→ Exercise aim: Output all of the listing, leaving every line exactly as written.

→ Given data:
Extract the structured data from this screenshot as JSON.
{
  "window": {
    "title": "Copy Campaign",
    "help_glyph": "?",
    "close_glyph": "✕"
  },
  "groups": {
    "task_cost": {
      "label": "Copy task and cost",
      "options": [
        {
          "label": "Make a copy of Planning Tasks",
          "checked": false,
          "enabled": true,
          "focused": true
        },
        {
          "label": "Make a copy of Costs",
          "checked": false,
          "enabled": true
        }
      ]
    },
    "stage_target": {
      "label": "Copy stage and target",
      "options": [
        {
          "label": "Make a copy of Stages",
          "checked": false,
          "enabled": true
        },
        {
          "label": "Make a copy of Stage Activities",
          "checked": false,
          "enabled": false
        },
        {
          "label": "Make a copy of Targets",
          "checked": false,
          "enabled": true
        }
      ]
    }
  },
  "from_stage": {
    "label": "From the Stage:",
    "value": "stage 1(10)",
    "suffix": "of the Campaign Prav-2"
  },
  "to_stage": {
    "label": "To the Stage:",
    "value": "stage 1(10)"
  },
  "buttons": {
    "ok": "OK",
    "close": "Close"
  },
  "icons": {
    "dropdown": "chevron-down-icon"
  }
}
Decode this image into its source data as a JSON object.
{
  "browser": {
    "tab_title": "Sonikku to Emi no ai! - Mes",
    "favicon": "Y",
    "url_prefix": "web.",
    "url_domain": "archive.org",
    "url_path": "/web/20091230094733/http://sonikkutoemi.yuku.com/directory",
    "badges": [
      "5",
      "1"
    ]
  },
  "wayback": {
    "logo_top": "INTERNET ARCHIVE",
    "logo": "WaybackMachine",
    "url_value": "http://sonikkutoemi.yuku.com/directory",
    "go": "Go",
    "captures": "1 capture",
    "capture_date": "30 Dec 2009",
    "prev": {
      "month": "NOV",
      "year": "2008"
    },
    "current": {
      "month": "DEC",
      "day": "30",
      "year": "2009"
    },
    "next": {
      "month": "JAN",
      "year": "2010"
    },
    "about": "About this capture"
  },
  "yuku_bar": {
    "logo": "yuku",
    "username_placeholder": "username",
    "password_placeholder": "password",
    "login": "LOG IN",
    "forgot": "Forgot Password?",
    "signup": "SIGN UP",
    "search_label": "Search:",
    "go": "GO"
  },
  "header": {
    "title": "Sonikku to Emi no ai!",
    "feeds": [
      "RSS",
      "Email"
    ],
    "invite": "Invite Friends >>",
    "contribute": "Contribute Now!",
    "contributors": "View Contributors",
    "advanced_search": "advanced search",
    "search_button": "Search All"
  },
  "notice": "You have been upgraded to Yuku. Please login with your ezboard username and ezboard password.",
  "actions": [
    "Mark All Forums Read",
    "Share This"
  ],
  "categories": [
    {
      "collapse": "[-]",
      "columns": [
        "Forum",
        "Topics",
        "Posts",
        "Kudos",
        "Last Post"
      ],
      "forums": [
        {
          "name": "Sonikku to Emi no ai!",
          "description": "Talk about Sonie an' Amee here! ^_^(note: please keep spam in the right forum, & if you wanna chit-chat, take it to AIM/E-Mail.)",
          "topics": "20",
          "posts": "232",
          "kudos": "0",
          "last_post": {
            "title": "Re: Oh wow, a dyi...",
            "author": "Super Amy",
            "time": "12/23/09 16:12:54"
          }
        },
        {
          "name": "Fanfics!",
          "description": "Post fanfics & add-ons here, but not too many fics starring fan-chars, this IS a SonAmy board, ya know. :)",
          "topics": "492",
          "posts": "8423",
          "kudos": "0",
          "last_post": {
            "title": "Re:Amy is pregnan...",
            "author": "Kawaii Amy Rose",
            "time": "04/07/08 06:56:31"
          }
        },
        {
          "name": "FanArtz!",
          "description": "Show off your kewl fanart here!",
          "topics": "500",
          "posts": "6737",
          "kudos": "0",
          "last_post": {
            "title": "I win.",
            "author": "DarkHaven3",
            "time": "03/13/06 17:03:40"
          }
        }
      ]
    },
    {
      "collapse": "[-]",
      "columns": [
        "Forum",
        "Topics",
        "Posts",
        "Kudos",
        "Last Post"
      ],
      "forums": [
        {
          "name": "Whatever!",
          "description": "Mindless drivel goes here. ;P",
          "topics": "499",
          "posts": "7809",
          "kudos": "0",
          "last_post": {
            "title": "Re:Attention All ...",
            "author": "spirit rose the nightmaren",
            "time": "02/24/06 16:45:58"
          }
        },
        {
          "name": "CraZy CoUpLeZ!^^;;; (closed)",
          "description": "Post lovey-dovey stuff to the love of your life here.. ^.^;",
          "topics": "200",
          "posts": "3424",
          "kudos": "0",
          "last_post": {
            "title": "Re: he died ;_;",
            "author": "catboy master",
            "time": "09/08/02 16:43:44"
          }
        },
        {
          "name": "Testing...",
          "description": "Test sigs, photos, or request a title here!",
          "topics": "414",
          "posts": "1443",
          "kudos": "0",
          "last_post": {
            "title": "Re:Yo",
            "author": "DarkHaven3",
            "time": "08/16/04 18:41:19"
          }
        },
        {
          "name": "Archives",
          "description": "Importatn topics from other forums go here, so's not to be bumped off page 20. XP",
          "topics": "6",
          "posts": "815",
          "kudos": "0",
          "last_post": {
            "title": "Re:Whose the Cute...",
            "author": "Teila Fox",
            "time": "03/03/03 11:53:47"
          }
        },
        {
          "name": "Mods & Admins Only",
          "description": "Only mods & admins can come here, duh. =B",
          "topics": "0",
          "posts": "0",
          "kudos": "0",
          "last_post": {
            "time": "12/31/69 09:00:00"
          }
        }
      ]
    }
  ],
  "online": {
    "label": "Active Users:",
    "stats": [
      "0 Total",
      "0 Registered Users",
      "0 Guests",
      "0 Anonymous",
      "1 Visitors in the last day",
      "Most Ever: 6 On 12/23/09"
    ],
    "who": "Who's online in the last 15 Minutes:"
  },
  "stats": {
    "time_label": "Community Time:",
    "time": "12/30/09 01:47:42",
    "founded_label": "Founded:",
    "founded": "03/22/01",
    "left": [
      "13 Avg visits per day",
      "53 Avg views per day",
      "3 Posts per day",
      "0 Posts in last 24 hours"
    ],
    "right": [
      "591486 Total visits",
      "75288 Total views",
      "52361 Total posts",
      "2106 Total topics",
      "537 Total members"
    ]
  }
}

→ Task result:
Extract the structured data from this screenshot as JSON.
{
  "window": {
    "title": "Copy Campaign",
    "help_glyph": "?",
    "close_glyph": "✕"
  },
  "groups": {
    "task_cost": {
      "label": "Copy task and cost",
      "options": [
        {
          "label": "Make a copy of Planning Tasks",
          "checked": false,
          "enabled": true,
          "focused": true
        },
        {
          "label": "Make a copy of Costs",
          "checked": false,
          "enabled": true
        }
      ]
    },
    "stage_target": {
      "label": "Copy stage and target",
      "options": [
        {
          "label": "Make a copy of Stages",
          "checked": false,
          "enabled": true
        },
        {
          "label": "Make a copy of Stage Activities",
          "checked": false,
          "enabled": false
        },
        {
          "label": "Make a copy of Targets",
          "checked": false,
          "enabled": true
        }
      ]
    }
  },
  "from_stage": {
    "label": "From the Stage:",
    "value": "stage 1(10)",
    "suffix": "of the Campaign Prav-2"
  },
  "to_stage": {
    "label": "To the Stage:",
    "value": "stage 1(10)"
  },
  "buttons": {
    "ok": "OK",
    "close": "Close"
  },
  "icons": {
    "dropdown": "chevron-down-icon"
  }
}
Decode this image into its source data as a JSON object.
{
  "browser": {
    "tab_title": "Sonikku to Emi no ai! - Mes",
    "favicon": "Y",
    "url_prefix": "web.",
    "url_domain": "archive.org",
    "url_path": "/web/20091230094733/http://sonikkutoemi.yuku.com/directory",
    "badges": [
      "5",
      "1"
    ]
  },
  "wayback": {
    "logo_top": "INTERNET ARCHIVE",
    "logo": "WaybackMachine",
    "url_value": "http://sonikkutoemi.yuku.com/directory",
    "go": "Go",
    "captures": "1 capture",
    "capture_date": "30 Dec 2009",
    "prev": {
      "month": "NOV",
      "year": "2008"
    },
    "current": {
      "month": "DEC",
      "day": "30",
      "year": "2009"
    },
    "next": {
      "month": "JAN",
      "year": "2010"
    },
    "about": "About this capture"
  },
  "yuku_bar": {
    "logo": "yuku",
    "username_placeholder": "username",
    "password_placeholder": "password",
    "login": "LOG IN",
    "forgot": "Forgot Password?",
    "signup": "SIGN UP",
    "search_label": "Search:",
    "go": "GO"
  },
  "header": {
    "title": "Sonikku to Emi no ai!",
    "feeds": [
      "RSS",
      "Email"
    ],
    "invite": "Invite Friends >>",
    "contribute": "Contribute Now!",
    "contributors": "View Contributors",
    "advanced_search": "advanced search",
    "search_button": "Search All"
  },
  "notice": "You have been upgraded to Yuku. Please login with your ezboard username and ezboard password.",
  "actions": [
    "Mark All Forums Read",
    "Share This"
  ],
  "categories": [
    {
      "collapse": "[-]",
      "columns": [
        "Forum",
        "Topics",
        "Posts",
        "Kudos",
        "Last Post"
      ],
      "forums": [
        {
          "name": "Sonikku to Emi no ai!",
          "description": "Talk about Sonie an' Amee here! ^_^(note: please keep spam in the right forum, & if you wanna chit-chat, take it to AIM/E-Mail.)",
          "topics": "20",
          "posts": "232",
          "kudos": "0",
          "last_post": {
            "title": "Re: Oh wow, a dyi...",
            "author": "Super Amy",
            "time": "12/23/09 16:12:54"
          }
        },
        {
          "name": "Fanfics!",
          "description": "Post fanfics & add-ons here, but not too many fics starring fan-chars, this IS a SonAmy board, ya know. :)",
          "topics": "492",
          "posts": "8423",
          "kudos": "0",
          "last_post": {
            "title": "Re:Amy is pregnan...",
            "author": "Kawaii Amy Rose",
            "time": "04/07/08 06:56:31"
          }
        },
        {
          "name": "FanArtz!",
          "description": "Show off your kewl fanart here!",
          "topics": "500",
          "posts": "6737",
          "kudos": "0",
          "last_post": {
            "title": "I win.",
            "author": "DarkHaven3",
            "time": "03/13/06 17:03:40"
          }
        }
      ]
    },
    {
      "collapse": "[-]",
      "columns": [
        "Forum",
        "Topics",
        "Posts",
        "Kudos",
        "Last Post"
      ],
      "forums": [
        {
          "name": "Whatever!",
          "description": "Mindless drivel goes here. ;P",
          "topics": "499",
          "posts": "7809",
          "kudos": "0",
          "last_post": {
            "title": "Re:Attention All ...",
            "author": "spirit rose the nightmaren",
            "time": "02/24/06 16:45:58"
          }
        },
        {
          "name": "CraZy CoUpLeZ!^^;;; (closed)",
          "description": "Post lovey-dovey stuff to the love of your life here.. ^.^;",
          "topics": "200",
          "posts": "3424",
          "kudos": "0",
          "last_post": {
            "title": "Re: he died ;_;",
            "author": "catboy master",
            "time": "09/08/02 16:43:44"
          }
        },
        {
          "name": "Testing...",
          "description": "Test sigs, photos, or request a title here!",
          "topics": "414",
          "posts": "1443",
          "kudos": "0",
          "last_post": {
            "title": "Re:Yo",
            "author": "DarkHaven3",
            "time": "08/16/04 18:41:19"
          }
        },
        {
          "name": "Archives",
          "description": "Importatn topics from other forums go here, so's not to be bumped off page 20. XP",
          "topics": "6",
          "posts": "815",
          "kudos": "0",
          "last_post": {
            "title": "Re:Whose the Cute...",
            "author": "Teila Fox",
            "time": "03/03/03 11:53:47"
          }
        },
        {
          "name": "Mods & Admins Only",
          "description": "Only mods & admins can come here, duh. =B",
          "topics": "0",
          "posts": "0",
          "kudos": "0",
          "last_post": {
            "time": "12/31/69 09:00:00"
          }
        }
      ]
    }
  ],
  "online": {
    "label": "Active Users:",
    "stats": [
      "0 Total",
      "0 Registered Users",
      "0 Guests",
      "0 Anonymous",
      "1 Visitors in the last day",
      "Most Ever: 6 On 12/23/09"
    ],
    "who": "Who's online in the last 15 Minutes:"
  },
  "stats": {
    "time_label": "Community Time:",
    "time": "12/30/09 01:47:42",
    "founded_label": "Founded:",
    "founded": "03/22/01",
    "left": [
      "13 Avg visits per day",
      "53 Avg views per day",
      "3 Posts per day",
      "0 Posts in last 24 hours"
    ],
    "right": [
      "591486 Total visits",
      "75288 Total views",
      "52361 Total posts",
      "2106 Total topics",
      "537 Total members"
    ]
  }
}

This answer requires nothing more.